WHAT TO DO:
Read through the lines below for the string "Link" and copy each one that has it.

BEGIN DATASET CONTENT

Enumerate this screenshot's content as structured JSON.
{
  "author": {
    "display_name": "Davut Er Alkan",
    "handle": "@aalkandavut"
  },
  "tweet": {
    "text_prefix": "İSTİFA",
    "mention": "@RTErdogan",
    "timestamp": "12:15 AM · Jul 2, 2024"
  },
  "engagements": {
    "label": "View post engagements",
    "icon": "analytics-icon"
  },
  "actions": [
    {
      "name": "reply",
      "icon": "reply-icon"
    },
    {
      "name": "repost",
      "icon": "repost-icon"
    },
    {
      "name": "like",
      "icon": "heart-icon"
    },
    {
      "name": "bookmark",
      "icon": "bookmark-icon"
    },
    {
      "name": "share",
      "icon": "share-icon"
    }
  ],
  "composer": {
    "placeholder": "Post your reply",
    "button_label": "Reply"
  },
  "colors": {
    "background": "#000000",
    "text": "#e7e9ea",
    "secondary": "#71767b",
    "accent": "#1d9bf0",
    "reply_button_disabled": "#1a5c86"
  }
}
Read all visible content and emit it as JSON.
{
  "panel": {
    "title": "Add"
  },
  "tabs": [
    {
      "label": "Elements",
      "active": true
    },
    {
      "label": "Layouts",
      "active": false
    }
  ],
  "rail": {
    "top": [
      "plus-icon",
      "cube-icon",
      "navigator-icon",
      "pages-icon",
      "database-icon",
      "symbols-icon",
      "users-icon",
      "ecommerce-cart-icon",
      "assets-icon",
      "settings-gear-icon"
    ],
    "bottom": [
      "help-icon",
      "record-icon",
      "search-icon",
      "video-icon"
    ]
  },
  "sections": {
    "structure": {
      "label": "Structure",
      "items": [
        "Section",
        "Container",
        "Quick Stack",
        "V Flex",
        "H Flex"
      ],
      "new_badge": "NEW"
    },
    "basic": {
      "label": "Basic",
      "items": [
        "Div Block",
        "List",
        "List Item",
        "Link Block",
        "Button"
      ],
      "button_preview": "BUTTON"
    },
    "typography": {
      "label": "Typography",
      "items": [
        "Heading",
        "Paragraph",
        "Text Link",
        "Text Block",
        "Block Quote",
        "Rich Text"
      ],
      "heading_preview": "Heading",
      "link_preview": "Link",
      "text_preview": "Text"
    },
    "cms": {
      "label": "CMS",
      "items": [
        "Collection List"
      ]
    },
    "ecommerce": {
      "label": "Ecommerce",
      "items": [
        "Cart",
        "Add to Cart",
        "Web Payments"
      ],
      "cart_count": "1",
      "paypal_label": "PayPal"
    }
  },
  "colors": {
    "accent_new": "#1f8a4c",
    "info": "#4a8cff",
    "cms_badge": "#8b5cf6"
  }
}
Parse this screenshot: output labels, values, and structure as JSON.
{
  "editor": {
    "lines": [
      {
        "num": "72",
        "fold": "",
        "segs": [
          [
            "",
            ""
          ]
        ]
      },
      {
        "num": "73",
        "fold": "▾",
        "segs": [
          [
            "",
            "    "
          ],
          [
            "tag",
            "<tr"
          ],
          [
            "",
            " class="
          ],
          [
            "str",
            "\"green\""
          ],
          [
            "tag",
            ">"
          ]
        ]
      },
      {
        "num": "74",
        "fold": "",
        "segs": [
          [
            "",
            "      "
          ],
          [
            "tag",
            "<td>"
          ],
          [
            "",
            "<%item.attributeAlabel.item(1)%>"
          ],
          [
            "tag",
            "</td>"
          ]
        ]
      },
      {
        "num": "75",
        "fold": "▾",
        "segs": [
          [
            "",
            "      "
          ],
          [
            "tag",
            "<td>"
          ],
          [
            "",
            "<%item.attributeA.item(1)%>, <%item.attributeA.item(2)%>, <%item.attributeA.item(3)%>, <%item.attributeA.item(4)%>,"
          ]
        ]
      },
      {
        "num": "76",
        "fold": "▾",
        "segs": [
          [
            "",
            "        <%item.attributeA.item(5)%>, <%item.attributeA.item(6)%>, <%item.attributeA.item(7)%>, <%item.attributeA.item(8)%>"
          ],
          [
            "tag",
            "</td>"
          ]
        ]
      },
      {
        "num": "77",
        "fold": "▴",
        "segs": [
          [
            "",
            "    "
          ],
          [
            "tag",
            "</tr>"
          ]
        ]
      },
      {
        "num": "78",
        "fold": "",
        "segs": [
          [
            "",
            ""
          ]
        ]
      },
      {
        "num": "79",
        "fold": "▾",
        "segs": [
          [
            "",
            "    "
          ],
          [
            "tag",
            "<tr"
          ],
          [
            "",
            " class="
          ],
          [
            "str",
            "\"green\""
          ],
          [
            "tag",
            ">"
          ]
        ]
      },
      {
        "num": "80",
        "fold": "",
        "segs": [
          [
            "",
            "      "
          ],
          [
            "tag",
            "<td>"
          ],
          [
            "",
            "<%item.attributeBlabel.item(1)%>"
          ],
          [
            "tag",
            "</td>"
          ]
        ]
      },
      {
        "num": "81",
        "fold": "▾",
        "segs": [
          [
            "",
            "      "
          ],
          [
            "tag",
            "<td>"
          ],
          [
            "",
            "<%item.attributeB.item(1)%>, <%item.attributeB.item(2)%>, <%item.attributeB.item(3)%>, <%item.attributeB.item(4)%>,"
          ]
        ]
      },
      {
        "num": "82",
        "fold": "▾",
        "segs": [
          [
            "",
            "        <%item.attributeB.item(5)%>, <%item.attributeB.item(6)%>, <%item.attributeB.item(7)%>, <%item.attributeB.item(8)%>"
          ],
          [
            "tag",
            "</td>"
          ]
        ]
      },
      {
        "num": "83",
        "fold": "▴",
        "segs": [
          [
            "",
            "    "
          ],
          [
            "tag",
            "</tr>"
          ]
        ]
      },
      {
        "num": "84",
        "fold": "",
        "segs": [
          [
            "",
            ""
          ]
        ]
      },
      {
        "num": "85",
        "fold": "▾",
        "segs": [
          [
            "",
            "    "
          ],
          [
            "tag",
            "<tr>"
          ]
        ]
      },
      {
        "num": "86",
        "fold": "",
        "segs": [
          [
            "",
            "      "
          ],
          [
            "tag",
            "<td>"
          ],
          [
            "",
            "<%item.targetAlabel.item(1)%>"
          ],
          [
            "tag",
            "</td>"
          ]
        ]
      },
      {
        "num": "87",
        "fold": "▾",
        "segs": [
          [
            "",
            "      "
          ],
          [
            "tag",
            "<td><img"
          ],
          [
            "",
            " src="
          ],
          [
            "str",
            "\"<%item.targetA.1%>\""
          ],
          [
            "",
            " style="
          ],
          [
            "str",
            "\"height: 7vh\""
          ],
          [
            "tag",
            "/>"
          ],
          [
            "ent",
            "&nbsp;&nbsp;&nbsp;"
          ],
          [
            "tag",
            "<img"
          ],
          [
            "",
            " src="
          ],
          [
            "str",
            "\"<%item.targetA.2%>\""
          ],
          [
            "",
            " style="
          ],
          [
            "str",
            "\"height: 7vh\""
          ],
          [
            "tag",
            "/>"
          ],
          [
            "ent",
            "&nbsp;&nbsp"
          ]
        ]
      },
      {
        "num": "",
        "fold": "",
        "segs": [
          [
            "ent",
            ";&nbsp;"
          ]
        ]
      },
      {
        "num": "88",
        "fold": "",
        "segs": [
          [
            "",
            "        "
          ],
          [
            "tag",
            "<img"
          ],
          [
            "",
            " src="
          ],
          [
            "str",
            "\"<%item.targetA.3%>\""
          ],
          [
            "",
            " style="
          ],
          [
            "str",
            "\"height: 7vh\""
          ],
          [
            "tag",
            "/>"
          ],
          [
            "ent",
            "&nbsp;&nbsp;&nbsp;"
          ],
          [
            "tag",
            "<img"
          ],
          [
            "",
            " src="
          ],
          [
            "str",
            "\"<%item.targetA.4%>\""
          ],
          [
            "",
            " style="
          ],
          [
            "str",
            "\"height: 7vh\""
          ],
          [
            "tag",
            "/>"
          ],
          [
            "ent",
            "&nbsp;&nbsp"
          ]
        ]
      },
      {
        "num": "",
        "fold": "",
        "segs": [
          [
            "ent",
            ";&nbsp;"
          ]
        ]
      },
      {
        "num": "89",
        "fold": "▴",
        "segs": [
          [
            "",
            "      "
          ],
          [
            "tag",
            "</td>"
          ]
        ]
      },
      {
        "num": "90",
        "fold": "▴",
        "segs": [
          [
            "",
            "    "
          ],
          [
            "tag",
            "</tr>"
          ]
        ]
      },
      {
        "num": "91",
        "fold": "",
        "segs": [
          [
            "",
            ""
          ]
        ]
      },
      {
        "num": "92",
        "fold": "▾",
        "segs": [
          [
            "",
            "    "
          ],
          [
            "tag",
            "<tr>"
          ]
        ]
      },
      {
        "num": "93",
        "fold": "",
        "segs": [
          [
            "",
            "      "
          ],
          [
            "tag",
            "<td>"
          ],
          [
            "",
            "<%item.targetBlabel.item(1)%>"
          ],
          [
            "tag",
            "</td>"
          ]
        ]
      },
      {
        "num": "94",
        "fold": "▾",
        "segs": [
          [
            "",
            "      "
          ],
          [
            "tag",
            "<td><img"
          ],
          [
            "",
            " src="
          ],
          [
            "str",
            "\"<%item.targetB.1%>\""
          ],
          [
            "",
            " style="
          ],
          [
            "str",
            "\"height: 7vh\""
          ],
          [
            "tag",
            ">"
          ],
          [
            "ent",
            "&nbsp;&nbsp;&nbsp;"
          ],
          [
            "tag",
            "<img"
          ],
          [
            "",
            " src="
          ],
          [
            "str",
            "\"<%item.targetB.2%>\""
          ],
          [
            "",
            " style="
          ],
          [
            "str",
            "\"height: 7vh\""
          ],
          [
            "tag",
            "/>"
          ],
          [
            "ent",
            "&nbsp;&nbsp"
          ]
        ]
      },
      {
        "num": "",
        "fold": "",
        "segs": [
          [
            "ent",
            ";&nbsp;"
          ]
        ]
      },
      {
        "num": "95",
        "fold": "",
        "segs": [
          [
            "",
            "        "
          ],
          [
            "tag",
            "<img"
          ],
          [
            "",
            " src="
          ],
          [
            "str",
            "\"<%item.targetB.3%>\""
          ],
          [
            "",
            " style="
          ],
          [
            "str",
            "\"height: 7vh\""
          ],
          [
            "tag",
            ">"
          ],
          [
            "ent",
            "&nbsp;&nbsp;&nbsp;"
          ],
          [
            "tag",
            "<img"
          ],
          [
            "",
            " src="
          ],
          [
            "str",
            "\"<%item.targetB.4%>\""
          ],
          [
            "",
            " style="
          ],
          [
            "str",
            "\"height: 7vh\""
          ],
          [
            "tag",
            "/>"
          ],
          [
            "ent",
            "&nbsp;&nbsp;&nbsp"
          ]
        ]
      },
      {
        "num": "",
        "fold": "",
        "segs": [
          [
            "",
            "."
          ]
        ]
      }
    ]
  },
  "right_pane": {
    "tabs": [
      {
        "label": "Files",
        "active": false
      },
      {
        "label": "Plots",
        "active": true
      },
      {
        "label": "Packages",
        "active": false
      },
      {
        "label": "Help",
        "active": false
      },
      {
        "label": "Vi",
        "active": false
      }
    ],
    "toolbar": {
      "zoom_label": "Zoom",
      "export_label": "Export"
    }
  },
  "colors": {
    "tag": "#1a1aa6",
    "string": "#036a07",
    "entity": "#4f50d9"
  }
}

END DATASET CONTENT

SOLUTION FOR THIS PROBLEM:
        "Link Block",
        "Text Link",
      "link_preview": "Link",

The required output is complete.